This sexist reporting can be largely attributed to the media being a male dominated institution; women are underrepresented in top management positions in the media across the globe and women continue to make up a small proportion of sports journalists.
This type of reporting can serve to reinforce hierarchies of men as authentic or ‘real’ sports fans and women as ‘inauthentic’ or inferior sports fans. My research on female football and rugby union fans has shown that women have to routinely ‘prove’ their status as ‘real’ fans – usually to male supporters. Common stereotypes of female sports fans include that they lack sporting knowledge, are only interested in the sexual attractiveness of (male) star players and are not as passionate or committed as male fans. Media coverage which only focuses on sexualised images of female fans does little to challenge the perceptions of women as inferior sports fans.
Has your research shown the number of female sports fans increasing in the UK and why is this the case?
I argue that there has been a feminization of sports fandom, with increased opportunities for women to become involved in sport as fans today. I suggest that, in recent years, there have been increasing numbers of active female fans at sports events, so women now make up an integral component of the sports crowd. This is supported by statistics which have shown that in the UK women now make up a fairly substantial proportion of fans – for example, around one quarter of football Premier League fans and one fifth of rugby union Premiership fans. I argue that this can be attributed to two key factors.
Firstly, major transformations have occurred in women’s lives in the areas of work, education and within the family. For example, there are now less gender segregated roles and the size of families have reduced with access to birth control. This is likely to have led to greater equality between the sexes and consequently more opportunities for women to engage in sport as fans. Secondly, major changes have occurred in professional sports which have arguably created a more welcoming environment for women. The move to all-seater stadia in men’s English football following changes implemented after the Hillsborough Stadium disaster of 1989 and improvements in stadia and facilities after men’s rugby union professionalised in 1995 have played a part. Some women have of course been attending these sports throughout their histories.

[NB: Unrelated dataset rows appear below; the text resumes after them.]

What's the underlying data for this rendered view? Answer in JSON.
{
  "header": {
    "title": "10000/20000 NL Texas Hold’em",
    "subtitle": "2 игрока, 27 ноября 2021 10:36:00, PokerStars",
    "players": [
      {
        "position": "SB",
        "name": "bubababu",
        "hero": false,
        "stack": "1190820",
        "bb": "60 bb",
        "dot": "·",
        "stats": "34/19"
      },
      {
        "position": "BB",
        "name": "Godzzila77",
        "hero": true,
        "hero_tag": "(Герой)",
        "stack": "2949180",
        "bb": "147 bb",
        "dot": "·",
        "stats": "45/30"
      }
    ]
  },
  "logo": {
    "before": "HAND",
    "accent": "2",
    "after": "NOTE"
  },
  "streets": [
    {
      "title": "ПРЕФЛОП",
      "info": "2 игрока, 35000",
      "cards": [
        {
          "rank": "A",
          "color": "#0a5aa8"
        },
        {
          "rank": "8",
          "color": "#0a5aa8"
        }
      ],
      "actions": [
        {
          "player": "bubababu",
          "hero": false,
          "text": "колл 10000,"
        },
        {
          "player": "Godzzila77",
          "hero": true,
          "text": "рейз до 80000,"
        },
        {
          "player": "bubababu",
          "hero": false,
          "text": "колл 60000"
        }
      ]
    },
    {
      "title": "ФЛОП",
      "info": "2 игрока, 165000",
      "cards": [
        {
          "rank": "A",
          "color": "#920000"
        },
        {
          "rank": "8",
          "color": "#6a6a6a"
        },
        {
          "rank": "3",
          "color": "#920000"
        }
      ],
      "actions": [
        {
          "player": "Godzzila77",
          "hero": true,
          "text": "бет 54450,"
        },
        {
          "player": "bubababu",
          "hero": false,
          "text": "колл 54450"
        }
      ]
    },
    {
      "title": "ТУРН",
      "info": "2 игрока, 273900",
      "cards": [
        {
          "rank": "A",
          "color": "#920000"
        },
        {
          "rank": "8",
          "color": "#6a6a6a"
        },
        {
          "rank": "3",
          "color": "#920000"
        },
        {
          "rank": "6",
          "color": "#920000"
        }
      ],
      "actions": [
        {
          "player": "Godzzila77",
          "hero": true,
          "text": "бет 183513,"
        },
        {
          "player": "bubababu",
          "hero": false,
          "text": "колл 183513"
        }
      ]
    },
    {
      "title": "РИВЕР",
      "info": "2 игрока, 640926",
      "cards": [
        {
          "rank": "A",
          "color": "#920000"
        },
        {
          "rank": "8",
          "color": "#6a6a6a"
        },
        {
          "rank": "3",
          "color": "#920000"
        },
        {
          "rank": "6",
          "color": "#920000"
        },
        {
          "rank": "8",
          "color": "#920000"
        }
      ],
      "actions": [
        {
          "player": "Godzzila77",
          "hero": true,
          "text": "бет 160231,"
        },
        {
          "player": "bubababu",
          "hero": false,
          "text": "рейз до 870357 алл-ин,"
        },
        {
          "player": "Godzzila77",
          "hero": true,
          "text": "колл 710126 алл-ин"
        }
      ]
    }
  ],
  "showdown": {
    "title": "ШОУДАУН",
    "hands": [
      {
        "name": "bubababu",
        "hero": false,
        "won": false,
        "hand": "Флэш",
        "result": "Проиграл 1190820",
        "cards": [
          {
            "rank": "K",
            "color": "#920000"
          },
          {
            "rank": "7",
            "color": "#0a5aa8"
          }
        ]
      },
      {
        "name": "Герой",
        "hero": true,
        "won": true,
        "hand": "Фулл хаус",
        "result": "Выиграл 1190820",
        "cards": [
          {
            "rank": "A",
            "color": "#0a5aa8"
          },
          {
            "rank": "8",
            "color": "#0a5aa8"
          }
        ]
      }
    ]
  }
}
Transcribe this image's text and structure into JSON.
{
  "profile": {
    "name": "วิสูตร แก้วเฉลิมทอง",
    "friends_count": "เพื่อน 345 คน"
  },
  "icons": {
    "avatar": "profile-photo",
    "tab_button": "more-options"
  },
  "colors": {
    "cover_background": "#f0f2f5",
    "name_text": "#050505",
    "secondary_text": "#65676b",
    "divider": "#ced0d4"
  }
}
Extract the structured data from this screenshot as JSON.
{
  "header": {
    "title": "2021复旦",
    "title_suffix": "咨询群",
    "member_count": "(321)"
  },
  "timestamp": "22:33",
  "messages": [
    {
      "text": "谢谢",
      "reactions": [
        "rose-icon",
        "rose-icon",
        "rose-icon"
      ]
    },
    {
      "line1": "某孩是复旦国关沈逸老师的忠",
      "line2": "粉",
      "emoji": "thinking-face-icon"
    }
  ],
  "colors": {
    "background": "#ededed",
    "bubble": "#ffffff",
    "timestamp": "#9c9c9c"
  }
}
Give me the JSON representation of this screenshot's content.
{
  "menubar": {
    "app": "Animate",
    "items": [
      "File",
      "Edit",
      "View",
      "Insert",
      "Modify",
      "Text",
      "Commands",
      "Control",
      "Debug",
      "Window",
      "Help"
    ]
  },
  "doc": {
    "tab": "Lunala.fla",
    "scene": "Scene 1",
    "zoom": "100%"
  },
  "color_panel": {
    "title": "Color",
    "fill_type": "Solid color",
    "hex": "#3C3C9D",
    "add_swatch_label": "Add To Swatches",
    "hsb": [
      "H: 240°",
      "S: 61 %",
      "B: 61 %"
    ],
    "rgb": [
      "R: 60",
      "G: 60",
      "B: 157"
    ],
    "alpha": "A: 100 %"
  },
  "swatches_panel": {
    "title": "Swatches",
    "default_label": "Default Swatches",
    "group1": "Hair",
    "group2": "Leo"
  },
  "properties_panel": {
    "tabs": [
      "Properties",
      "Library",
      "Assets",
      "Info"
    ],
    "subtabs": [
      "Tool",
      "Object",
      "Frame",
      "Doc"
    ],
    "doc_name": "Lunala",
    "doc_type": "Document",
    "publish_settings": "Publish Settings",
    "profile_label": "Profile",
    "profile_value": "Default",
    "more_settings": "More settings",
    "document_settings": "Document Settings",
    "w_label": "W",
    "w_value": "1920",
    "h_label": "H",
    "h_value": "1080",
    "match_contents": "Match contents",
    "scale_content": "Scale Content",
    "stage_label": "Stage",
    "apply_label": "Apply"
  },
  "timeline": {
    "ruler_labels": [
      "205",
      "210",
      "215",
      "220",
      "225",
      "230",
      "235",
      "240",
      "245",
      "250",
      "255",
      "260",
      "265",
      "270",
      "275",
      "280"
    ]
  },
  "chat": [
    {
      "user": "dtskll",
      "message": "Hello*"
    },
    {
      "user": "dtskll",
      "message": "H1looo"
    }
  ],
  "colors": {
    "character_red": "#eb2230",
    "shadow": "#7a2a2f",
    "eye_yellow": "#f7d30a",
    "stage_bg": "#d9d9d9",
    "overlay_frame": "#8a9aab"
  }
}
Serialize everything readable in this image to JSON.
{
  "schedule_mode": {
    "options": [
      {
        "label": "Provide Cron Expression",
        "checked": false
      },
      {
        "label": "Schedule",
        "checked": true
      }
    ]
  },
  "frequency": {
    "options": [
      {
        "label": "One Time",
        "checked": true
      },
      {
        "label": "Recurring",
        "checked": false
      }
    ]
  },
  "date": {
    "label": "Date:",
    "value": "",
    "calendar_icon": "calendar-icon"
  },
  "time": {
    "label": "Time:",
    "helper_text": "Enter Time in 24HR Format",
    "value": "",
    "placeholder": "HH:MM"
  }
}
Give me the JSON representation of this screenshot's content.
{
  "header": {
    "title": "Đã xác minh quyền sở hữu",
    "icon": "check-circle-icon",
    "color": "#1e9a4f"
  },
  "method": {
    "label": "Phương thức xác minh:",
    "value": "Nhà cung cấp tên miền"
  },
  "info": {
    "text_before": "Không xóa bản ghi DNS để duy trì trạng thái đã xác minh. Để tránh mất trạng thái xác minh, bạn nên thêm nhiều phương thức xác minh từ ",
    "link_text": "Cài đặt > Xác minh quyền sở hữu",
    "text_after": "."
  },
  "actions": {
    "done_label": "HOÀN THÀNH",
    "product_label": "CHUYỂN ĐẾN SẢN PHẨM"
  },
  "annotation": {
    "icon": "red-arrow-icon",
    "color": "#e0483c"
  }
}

What effect can men’s FIFA World Cup tournaments have on women’s interest in football?
Evidence from a number of countries suggests that global (male) tournaments, especially the FIFA men’s World Cup finals, can generate interest in sport for female fans. In my research, some women were first introduced to football through the men’s World Cup and some female fans discussed how successful men’s national teams (such as the 1966 and 1990 FIFA World Cup Finals) helped to generate their initial interest in football. Such major competitions represent national occasions, whereby football’s traditionally masculinist frame is relaxed temporarily and women can become part of the national celebrations. The men’s World Cup can therefore provide opportunities for females to become involved in this traditionally male dominated sport, who have perhaps not had the same opportunities to experience watching live football as male fans.
Female fans described how there was a sense that ‘everyone’ watches the World Cup and this prompted feelings of national unity and national pride because it involves the ‘whole country’. Women’s interest in the FIFA men’s World Cup is supported by statistics; for example, in the UK women made up just under 40% of the television audience at the 2014 men’s World Cup and at the 2018 World Cup one survey found that millions of women are enjoying the tournament, with over half watching the tournament on a daily basis.
Findings are based on the book The Feminization of Sports Fandom: A Sociological Study. London: Routledge.
Dr. Stacey Pope
Associate Professor, Durham University